Don’t forget our world first! Courtesy of Architonic, you can still see on the dedicated apps and the Virtual Showroom on the lightjunction web site details of everything that you saw — or missed — at lightjunction and designjunction this year.
Why is designjunction so exciting, so buzzy — so unlike a typical trade fair? A significant reason must be the ground floor, where (amongst many other things) craftspeople are selling their wares. Not only do you get to see — and buy — what they do, but you also get the chance to meet them.
Two that we loved involved rabbits and sheep.
The rabbits are courtesy of Jo Robinson of Hammade. Besides rabbits, she features pigs…
They are charming and endearing, without being twee or childish. As befits a country girl, Jo respects the animals: we observe them quietly, unselfconsciously, entertaining themselves. Do go to her web site, to see the collections of prints, mugs, cards and tea towels, and to find out where she is exhibiting next.
Whereas the sheep at designjunction came courtesy of Adam Atkinson of Cherchbi.
Like me, he is from Kendal. He happened to see a story in the Westmorland Gazette about herdwick sheep fleeces being burnt by farmers because no-one wanted to buy them. By any standard, this would be a shocking waste, but in this case it is far, far worse. The life of a hill farmer is extremely hard. If they can’t sell what they produce, they will go out of business. That would not only mean the end of centuries of tradition, it would also change the landscape of the fells for ever: they are like they are because of the sheep that graze on them.
Adam felt that there had to be a better way. So began several years of research, during which he put together skilled traditional craftspeople who could take the herdwick wool and turn it into a material that would be ideal for bags, luggage, &c.
The wool from the Lakeland fells is spun in Donegal, woven in Pembrokeshire and waterproof-bonded in Oldham. The result is some seriously desirable items, such as this Blake overnight bag:
Check out the web site to see the full range of holdalls, tablet covers, haversacks and library totes.
I particularly covet the “Barrett Flap Brief” briefcase. Not only is it made out the herdwick tweed, it is also based on a music case. As a musician I’ve never understand why a briefcase could not share with a music case an opening/closing system as secure and as easy to use with one hand.
Here’s a close-up of some of the materials used. Besides the herdwick tweed, these include vegetable-tanned English saddle leather, brass zips and fastenings, cotton and linen — all locally sourced, natural and sustainable.
If you get the chance to meet Jo or Adam, do. Besides the extra dimension you get from knowing who made what you are using, Jo is as charming as her images are, and Adam is not just a Kendalian like me, he is also tall and ruggedly handsome like me.
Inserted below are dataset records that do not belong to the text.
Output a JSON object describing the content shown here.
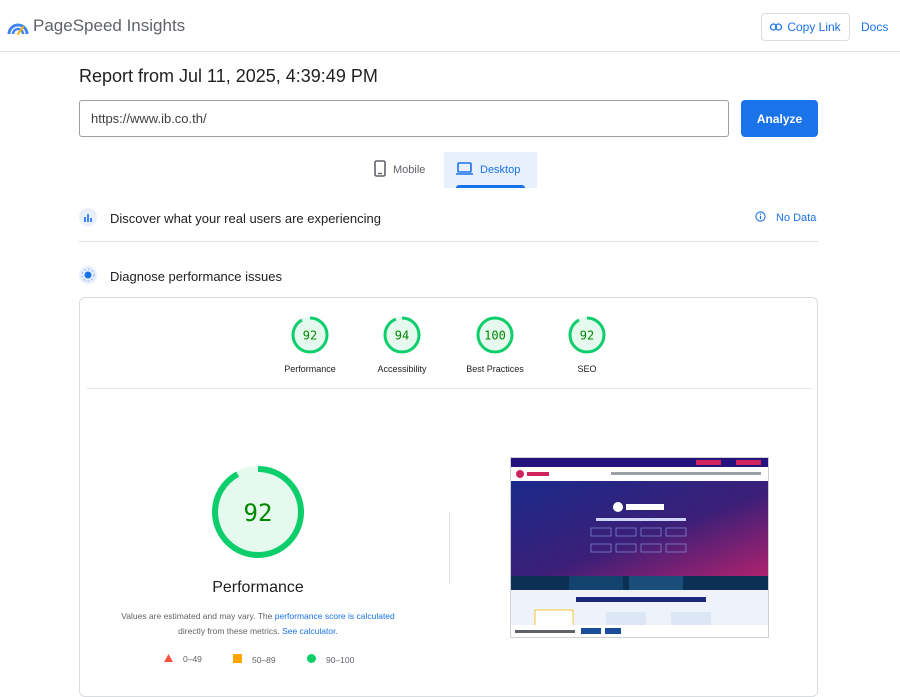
{
  "header": {
    "brand": "PageSpeed Insights",
    "copy_link": "Copy Link",
    "docs": "Docs",
    "brand_color": "#4285f4"
  },
  "report": {
    "title": "Report from Jul 11, 2025, 4:39:49 PM"
  },
  "search": {
    "url": "https://www.ib.co.th/",
    "analyze_label": "Analyze"
  },
  "tabs": {
    "mobile": "Mobile",
    "desktop": "Desktop",
    "selected": "desktop"
  },
  "sections": {
    "discover": "Discover what your real users are experiencing",
    "no_data": "No Data",
    "diagnose": "Diagnose performance issues"
  },
  "scores": [
    {
      "label": "Performance",
      "value": "92"
    },
    {
      "label": "Accessibility",
      "value": "94"
    },
    {
      "label": "Best Practices",
      "value": "100"
    },
    {
      "label": "SEO",
      "value": "92"
    }
  ],
  "main_score": {
    "value": "92",
    "title": "Performance",
    "note_prefix": "Values are estimated and may vary. The ",
    "note_link1": "performance score is calculated",
    "note_mid": " directly from these metrics. ",
    "note_link2": "See calculator",
    "note_suffix": "."
  },
  "legend": {
    "poor": "0–49",
    "average": "50–89",
    "good": "90–100"
  },
  "colors": {
    "accent": "#1a73e8",
    "good": "#0cce6b",
    "average": "#ffa400",
    "poor": "#ff4e42",
    "good_text": "#008800"
  }
}
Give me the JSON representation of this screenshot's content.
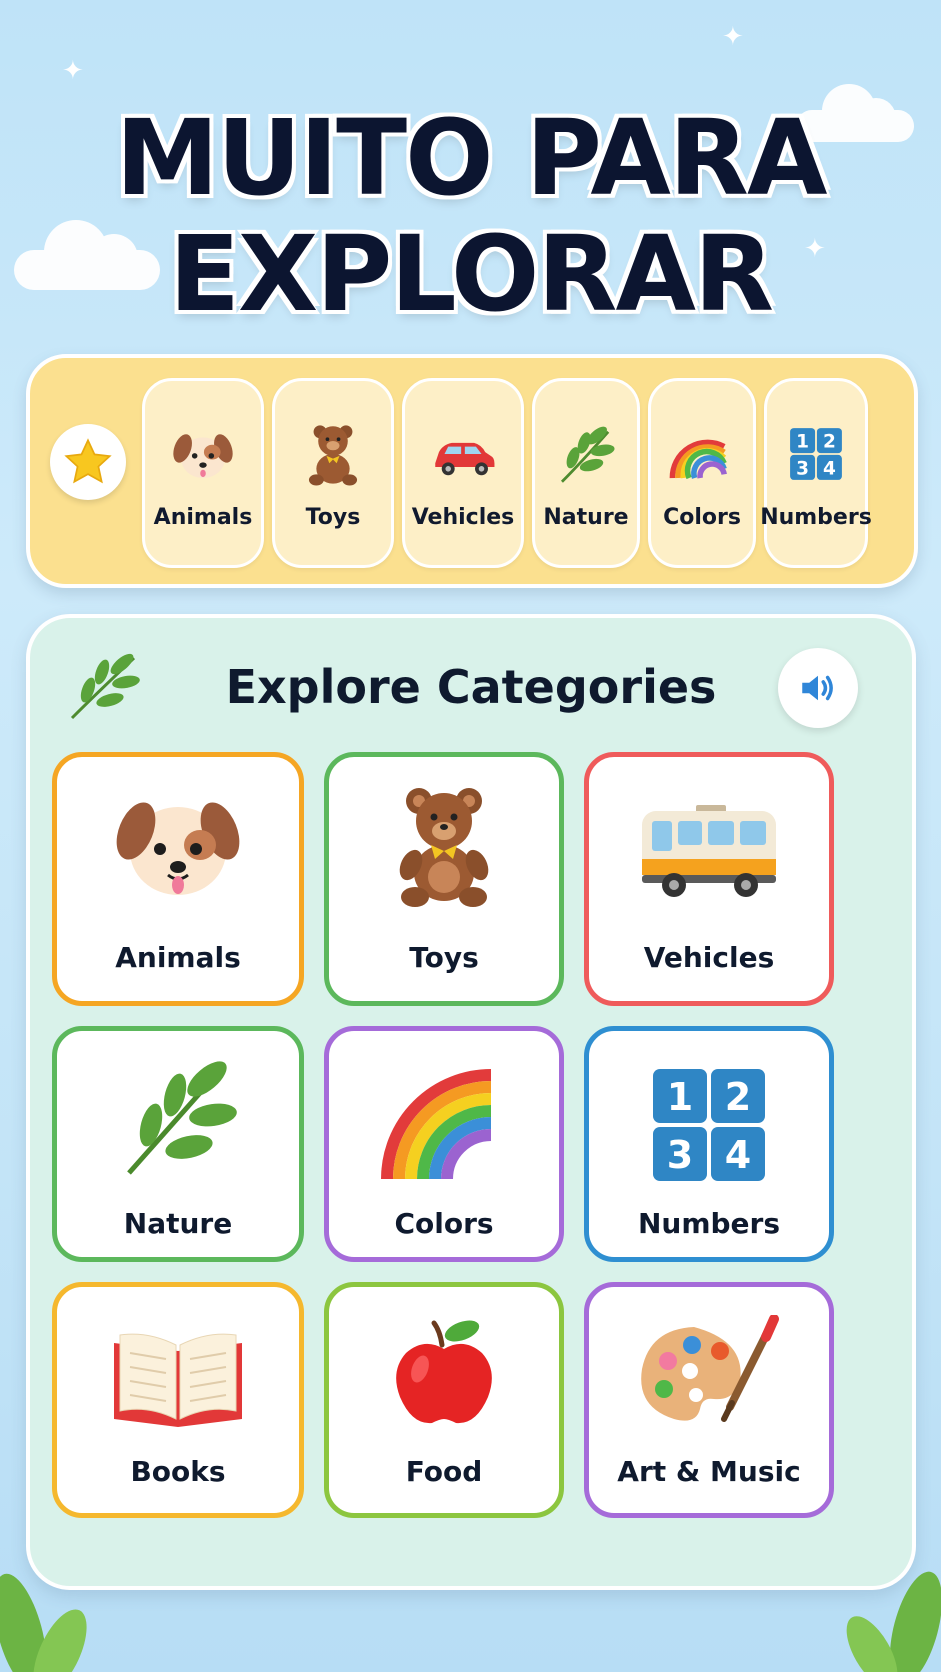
{
  "header": {
    "title_line1": "MUITO PARA",
    "title_line2": "EXPLORAR"
  },
  "tray": {
    "items": [
      {
        "label": "Animals",
        "icon": "dog-icon"
      },
      {
        "label": "Toys",
        "icon": "teddy-bear-icon"
      },
      {
        "label": "Vehicles",
        "icon": "car-icon"
      },
      {
        "label": "Nature",
        "icon": "leaf-icon"
      },
      {
        "label": "Colors",
        "icon": "rainbow-icon"
      },
      {
        "label": "Numbers",
        "icon": "numbers-icon"
      }
    ],
    "star_icon": "star-icon"
  },
  "panel": {
    "title": "Explore Categories",
    "categories": [
      {
        "label": "Animals",
        "icon": "dog-icon",
        "border": "#f5a623"
      },
      {
        "label": "Toys",
        "icon": "teddy-bear-icon",
        "border": "#5cb85c"
      },
      {
        "label": "Vehicles",
        "icon": "bus-icon",
        "border": "#ef5b5b"
      },
      {
        "label": "Nature",
        "icon": "leaf-icon",
        "border": "#5cb85c"
      },
      {
        "label": "Colors",
        "icon": "rainbow-icon",
        "border": "#a56bd9"
      },
      {
        "label": "Numbers",
        "icon": "numbers-icon",
        "border": "#2f8fd1"
      },
      {
        "label": "Books",
        "icon": "book-icon",
        "border": "#f5b82e"
      },
      {
        "label": "Food",
        "icon": "apple-icon",
        "border": "#8cc63f"
      },
      {
        "label": "Art & Music",
        "icon": "palette-icon",
        "border": "#a56bd9"
      }
    ]
  },
  "numbers_tile": [
    "1",
    "2",
    "3",
    "4"
  ]
}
Best of all, you can buy from their web sites. Can you imagine better sources for Christmas presents? I know I can’t.
Note: Ham is not in the Virtual Showroom but Cherchbi is.